*Exercise*. All that is asked is a faithful reproduction of the entries.

*Source records*.
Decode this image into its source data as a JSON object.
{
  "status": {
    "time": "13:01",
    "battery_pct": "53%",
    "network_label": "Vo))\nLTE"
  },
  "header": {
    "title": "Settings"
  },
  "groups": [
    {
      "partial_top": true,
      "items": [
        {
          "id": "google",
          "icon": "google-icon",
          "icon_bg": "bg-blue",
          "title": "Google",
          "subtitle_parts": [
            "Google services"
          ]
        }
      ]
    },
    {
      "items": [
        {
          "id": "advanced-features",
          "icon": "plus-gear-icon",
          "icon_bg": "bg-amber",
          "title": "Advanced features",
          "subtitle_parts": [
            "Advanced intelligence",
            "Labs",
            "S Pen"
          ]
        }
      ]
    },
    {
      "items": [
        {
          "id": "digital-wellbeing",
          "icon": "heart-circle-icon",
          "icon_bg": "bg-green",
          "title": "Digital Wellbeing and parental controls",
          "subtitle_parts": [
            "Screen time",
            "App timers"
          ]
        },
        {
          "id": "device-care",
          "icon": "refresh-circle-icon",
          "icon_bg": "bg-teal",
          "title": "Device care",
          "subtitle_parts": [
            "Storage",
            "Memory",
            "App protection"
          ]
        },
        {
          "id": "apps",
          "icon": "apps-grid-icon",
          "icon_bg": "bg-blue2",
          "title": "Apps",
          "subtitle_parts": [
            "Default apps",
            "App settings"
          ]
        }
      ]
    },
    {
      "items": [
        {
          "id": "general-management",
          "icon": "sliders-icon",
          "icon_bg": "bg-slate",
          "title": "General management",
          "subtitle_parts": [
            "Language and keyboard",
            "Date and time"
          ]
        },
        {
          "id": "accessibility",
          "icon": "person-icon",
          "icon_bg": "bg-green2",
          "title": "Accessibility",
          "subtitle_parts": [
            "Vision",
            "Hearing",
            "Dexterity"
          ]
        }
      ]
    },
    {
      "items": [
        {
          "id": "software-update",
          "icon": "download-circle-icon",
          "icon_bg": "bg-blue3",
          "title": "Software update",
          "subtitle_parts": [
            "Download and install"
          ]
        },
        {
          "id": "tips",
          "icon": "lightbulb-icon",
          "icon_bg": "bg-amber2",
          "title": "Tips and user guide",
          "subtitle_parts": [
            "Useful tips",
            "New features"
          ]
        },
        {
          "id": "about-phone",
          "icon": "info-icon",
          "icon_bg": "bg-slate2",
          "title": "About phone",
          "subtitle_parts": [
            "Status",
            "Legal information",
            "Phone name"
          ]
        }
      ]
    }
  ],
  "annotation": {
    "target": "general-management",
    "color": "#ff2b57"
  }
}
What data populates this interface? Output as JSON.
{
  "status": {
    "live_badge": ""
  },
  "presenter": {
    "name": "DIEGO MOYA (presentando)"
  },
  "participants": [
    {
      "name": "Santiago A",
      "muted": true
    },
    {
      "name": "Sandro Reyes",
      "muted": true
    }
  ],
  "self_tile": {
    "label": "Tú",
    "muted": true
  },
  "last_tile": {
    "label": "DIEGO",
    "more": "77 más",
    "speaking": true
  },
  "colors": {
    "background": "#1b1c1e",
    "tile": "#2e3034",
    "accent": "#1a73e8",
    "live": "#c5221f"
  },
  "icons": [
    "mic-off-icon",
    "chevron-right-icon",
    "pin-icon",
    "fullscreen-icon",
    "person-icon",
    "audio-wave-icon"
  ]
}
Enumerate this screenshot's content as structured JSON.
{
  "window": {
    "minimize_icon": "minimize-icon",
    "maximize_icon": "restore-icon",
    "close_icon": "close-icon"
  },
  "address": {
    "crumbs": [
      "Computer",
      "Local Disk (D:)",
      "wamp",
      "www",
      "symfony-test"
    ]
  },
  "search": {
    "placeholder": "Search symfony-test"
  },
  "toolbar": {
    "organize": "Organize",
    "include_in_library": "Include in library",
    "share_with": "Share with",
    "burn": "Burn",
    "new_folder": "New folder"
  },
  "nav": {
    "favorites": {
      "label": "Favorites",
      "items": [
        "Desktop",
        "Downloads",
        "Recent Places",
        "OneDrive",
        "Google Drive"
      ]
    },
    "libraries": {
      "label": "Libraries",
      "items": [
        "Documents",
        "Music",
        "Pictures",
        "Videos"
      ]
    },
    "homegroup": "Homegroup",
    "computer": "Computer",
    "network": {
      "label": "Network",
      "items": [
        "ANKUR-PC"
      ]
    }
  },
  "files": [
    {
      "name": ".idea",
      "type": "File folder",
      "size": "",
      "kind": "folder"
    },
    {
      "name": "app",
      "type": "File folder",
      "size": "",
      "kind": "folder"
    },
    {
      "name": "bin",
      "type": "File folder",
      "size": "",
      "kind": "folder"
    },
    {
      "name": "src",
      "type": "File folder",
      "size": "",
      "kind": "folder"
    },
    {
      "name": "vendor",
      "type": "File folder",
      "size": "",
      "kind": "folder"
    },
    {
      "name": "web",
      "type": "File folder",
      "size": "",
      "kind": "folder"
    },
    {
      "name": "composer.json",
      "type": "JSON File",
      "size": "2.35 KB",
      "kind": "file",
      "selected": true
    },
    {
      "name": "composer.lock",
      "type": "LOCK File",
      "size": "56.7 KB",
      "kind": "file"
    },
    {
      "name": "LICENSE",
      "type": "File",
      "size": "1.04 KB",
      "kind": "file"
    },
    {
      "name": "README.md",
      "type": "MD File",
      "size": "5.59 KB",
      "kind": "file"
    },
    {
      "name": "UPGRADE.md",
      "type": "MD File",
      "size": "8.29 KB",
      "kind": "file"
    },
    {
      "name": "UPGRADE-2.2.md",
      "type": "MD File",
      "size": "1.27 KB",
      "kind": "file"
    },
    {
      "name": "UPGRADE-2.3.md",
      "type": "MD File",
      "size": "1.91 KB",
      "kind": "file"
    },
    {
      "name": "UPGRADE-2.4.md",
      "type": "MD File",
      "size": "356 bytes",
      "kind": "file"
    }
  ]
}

*Answer box*.
Decode this image into its source data as a JSON object.
{
  "status": {
    "time": "13:01",
    "battery_pct": "53%",
    "network_label": "Vo))\nLTE"
  },
  "header": {
    "title": "Settings"
  },
  "groups": [
    {
      "partial_top": true,
      "items": [
        {
          "id": "google",
          "icon": "google-icon",
          "icon_bg": "bg-blue",
          "title": "Google",
          "subtitle_parts": [
            "Google services"
          ]
        }
      ]
    },
    {
      "items": [
        {
          "id": "advanced-features",
          "icon": "plus-gear-icon",
          "icon_bg": "bg-amber",
          "title": "Advanced features",
          "subtitle_parts": [
            "Advanced intelligence",
            "Labs",
            "S Pen"
          ]
        }
      ]
    },
    {
      "items": [
        {
          "id": "digital-wellbeing",
          "icon": "heart-circle-icon",
          "icon_bg": "bg-green",
          "title": "Digital Wellbeing and parental controls",
          "subtitle_parts": [
            "Screen time",
            "App timers"
          ]
        },
        {
          "id": "device-care",
          "icon": "refresh-circle-icon",
          "icon_bg": "bg-teal",
          "title": "Device care",
          "subtitle_parts": [
            "Storage",
            "Memory",
            "App protection"
          ]
        },
        {
          "id": "apps",
          "icon": "apps-grid-icon",
          "icon_bg": "bg-blue2",
          "title": "Apps",
          "subtitle_parts": [
            "Default apps",
            "App settings"
          ]
        }
      ]
    },
    {
      "items": [
        {
          "id": "general-management",
          "icon": "sliders-icon",
          "icon_bg": "bg-slate",
          "title": "General management",
          "subtitle_parts": [
            "Language and keyboard",
            "Date and time"
          ]
        },
        {
          "id": "accessibility",
          "icon": "person-icon",
          "icon_bg": "bg-green2",
          "title": "Accessibility",
          "subtitle_parts": [
            "Vision",
            "Hearing",
            "Dexterity"
          ]
        }
      ]
    },
    {
      "items": [
        {
          "id": "software-update",
          "icon": "download-circle-icon",
          "icon_bg": "bg-blue3",
          "title": "Software update",
          "subtitle_parts": [
            "Download and install"
          ]
        },
        {
          "id": "tips",
          "icon": "lightbulb-icon",
          "icon_bg": "bg-amber2",
          "title": "Tips and user guide",
          "subtitle_parts": [
            "Useful tips",
            "New features"
          ]
        },
        {
          "id": "about-phone",
          "icon": "info-icon",
          "icon_bg": "bg-slate2",
          "title": "About phone",
          "subtitle_parts": [
            "Status",
            "Legal information",
            "Phone name"
          ]
        }
      ]
    }
  ],
  "annotation": {
    "target": "general-management",
    "color": "#ff2b57"
  }
}
What data populates this interface? Output as JSON.
{
  "status": {
    "live_badge": ""
  },
  "presenter": {
    "name": "DIEGO MOYA (presentando)"
  },
  "participants": [
    {
      "name": "Santiago A",
      "muted": true
    },
    {
      "name": "Sandro Reyes",
      "muted": true
    }
  ],
  "self_tile": {
    "label": "Tú",
    "muted": true
  },
  "last_tile": {
    "label": "DIEGO",
    "more": "77 más",
    "speaking": true
  },
  "colors": {
    "background": "#1b1c1e",
    "tile": "#2e3034",
    "accent": "#1a73e8",
    "live": "#c5221f"
  },
  "icons": [
    "mic-off-icon",
    "chevron-right-icon",
    "pin-icon",
    "fullscreen-icon",
    "person-icon",
    "audio-wave-icon"
  ]
}
Enumerate this screenshot's content as structured JSON.
{
  "window": {
    "minimize_icon": "minimize-icon",
    "maximize_icon": "restore-icon",
    "close_icon": "close-icon"
  },
  "address": {
    "crumbs": [
      "Computer",
      "Local Disk (D:)",
      "wamp",
      "www",
      "symfony-test"
    ]
  },
  "search": {
    "placeholder": "Search symfony-test"
  },
  "toolbar": {
    "organize": "Organize",
    "include_in_library": "Include in library",
    "share_with": "Share with",
    "burn": "Burn",
    "new_folder": "New folder"
  },
  "nav": {
    "favorites": {
      "label": "Favorites",
      "items": [
        "Desktop",
        "Downloads",
        "Recent Places",
        "OneDrive",
        "Google Drive"
      ]
    },
    "libraries": {
      "label": "Libraries",
      "items": [
        "Documents",
        "Music",
        "Pictures",
        "Videos"
      ]
    },
    "homegroup": "Homegroup",
    "computer": "Computer",
    "network": {
      "label": "Network",
      "items": [
        "ANKUR-PC"
      ]
    }
  },
  "files": [
    {
      "name": ".idea",
      "type": "File folder",
      "size": "",
      "kind": "folder"
    },
    {
      "name": "app",
      "type": "File folder",
      "size": "",
      "kind": "folder"
    },
    {
      "name": "bin",
      "type": "File folder",
      "size": "",
      "kind": "folder"
    },
    {
      "name": "src",
      "type": "File folder",
      "size": "",
      "kind": "folder"
    },
    {
      "name": "vendor",
      "type": "File folder",
      "size": "",
      "kind": "folder"
    },
    {
      "name": "web",
      "type": "File folder",
      "size": "",
      "kind": "folder"
    },
    {
      "name": "composer.json",
      "type": "JSON File",
      "size": "2.35 KB",
      "kind": "file",
      "selected": true
    },
    {
      "name": "composer.lock",
      "type": "LOCK File",
      "size": "56.7 KB",
      "kind": "file"
    },
    {
      "name": "LICENSE",
      "type": "File",
      "size": "1.04 KB",
      "kind": "file"
    },
    {
      "name": "README.md",
      "type": "MD File",
      "size": "5.59 KB",
      "kind": "file"
    },
    {
      "name": "UPGRADE.md",
      "type": "MD File",
      "size": "8.29 KB",
      "kind": "file"
    },
    {
      "name": "UPGRADE-2.2.md",
      "type": "MD File",
      "size": "1.27 KB",
      "kind": "file"
    },
    {
      "name": "UPGRADE-2.3.md",
      "type": "MD File",
      "size": "1.91 KB",
      "kind": "file"
    },
    {
      "name": "UPGRADE-2.4.md",
      "type": "MD File",
      "size": "356 bytes",
      "kind": "file"
    }
  ]
}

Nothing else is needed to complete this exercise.